It is true that pride is a sin. It always is the cause of many troubles in the business world. Pride makes people selfish instead of being selfless. If you’re a manager or executive or a leader for that matter, and pride drives you and you are hungry for insatiable affirmation without any consideration of people who work under you, you may have been refraining from showing affirmative gestures to your workers for imaginary fear that it might get their egos bloated.
This will result in a leadership style that is ineffective and consequently take away the morale of your staff and ruin your relationships (Demchuk, 1999). In Philippians 2:3, Paul is indeed treating pride directly and gave a potent dose of antidote to the Philippians. He was not actually discussing an “effective leadership” to them, though the passage or context might be geared towards that, especially when one considers “selfless service” as an effective leadership trait. In the Roman world, servile attitude was never a virtue (Demchuk, 1999).
Today it is rare among people to take servanthood as the way to become effective or successful; but indeed, if only people would learn the way of Christ, they would realize its powerful effect on their leadership. Jim Collins, in his book Good to Great, has powerfully described what he has called as “level 5 leadership. ” Taking his principles from Paul in Philippians 2:1-11, and applying to leadership, he said that a level 5 leader, when things go well under his management, makes it his habit to “look out the window” to distribute credit to factors outside of himself (Collins, 2001).

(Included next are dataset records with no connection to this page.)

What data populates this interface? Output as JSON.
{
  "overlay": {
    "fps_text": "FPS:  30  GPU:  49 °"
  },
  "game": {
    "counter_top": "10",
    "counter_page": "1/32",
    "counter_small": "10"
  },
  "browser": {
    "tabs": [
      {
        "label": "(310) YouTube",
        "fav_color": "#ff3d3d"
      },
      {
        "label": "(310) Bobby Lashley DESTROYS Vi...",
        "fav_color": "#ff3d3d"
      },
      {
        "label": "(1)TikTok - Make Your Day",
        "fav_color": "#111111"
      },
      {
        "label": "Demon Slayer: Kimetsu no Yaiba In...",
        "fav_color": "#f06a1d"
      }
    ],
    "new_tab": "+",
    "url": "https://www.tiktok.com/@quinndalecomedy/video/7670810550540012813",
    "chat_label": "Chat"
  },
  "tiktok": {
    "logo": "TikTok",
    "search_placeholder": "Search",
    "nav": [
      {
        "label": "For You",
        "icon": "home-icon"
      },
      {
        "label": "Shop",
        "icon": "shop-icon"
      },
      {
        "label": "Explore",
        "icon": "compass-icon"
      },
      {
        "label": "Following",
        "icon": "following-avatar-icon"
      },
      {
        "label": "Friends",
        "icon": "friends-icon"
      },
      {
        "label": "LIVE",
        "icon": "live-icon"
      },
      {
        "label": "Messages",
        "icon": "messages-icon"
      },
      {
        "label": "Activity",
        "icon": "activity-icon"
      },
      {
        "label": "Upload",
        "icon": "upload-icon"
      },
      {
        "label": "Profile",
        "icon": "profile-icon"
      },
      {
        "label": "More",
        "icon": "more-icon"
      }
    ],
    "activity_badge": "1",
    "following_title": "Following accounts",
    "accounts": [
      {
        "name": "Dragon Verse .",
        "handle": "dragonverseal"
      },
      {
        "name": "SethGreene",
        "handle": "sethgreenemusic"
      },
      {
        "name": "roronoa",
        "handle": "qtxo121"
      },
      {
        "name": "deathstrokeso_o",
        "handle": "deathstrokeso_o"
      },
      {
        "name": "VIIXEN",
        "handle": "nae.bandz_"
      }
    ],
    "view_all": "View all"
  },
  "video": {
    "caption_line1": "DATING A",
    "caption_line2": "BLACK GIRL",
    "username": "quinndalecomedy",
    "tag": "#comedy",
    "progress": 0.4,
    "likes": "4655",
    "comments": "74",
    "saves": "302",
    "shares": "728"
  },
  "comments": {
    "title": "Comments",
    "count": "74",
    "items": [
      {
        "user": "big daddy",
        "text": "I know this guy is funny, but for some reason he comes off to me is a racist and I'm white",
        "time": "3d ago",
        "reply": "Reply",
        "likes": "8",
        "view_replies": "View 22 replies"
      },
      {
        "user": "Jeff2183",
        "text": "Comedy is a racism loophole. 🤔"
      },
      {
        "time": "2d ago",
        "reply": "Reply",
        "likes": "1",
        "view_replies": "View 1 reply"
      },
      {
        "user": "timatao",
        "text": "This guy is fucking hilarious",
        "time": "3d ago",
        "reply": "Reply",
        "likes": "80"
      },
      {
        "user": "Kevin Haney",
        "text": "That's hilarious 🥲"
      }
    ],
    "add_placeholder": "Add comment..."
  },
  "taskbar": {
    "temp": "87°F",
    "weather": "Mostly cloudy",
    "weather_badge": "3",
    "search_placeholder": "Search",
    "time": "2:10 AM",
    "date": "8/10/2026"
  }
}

Level 5 leader does equally the same when things go poorly. He looks to the mirror and instead of blaming only others for the misfortune, he shares the blame (Collins, 2001). This same approach according to Collins, might be applied to ourselves especially when asked about which accomplishment we are most proud of. This is the same law behind Apostle Paul’s words in Philippians and we can do the same to our colleagues at work. We can always give the credit to people who compose our team (Collins, 2001).
The good fortune that we are enjoying has become possible only because of the people who work with us. Rather than become narcissistic about the success we presumably attained, let us distribute the honor to others who have given their contribution to the success of our endeavors. Reference 1. Clarke, Adam. Commentary to the Philippians. Power Bible CD: 2001. 2. Collins, Jim 2001. Good to Great. 3. Demchuk, David, 1999. Full Life Bible Commentary to the New Testament. Zondervan Corporation. 4. New King James Version, 1982. Thomas Nelson Inc.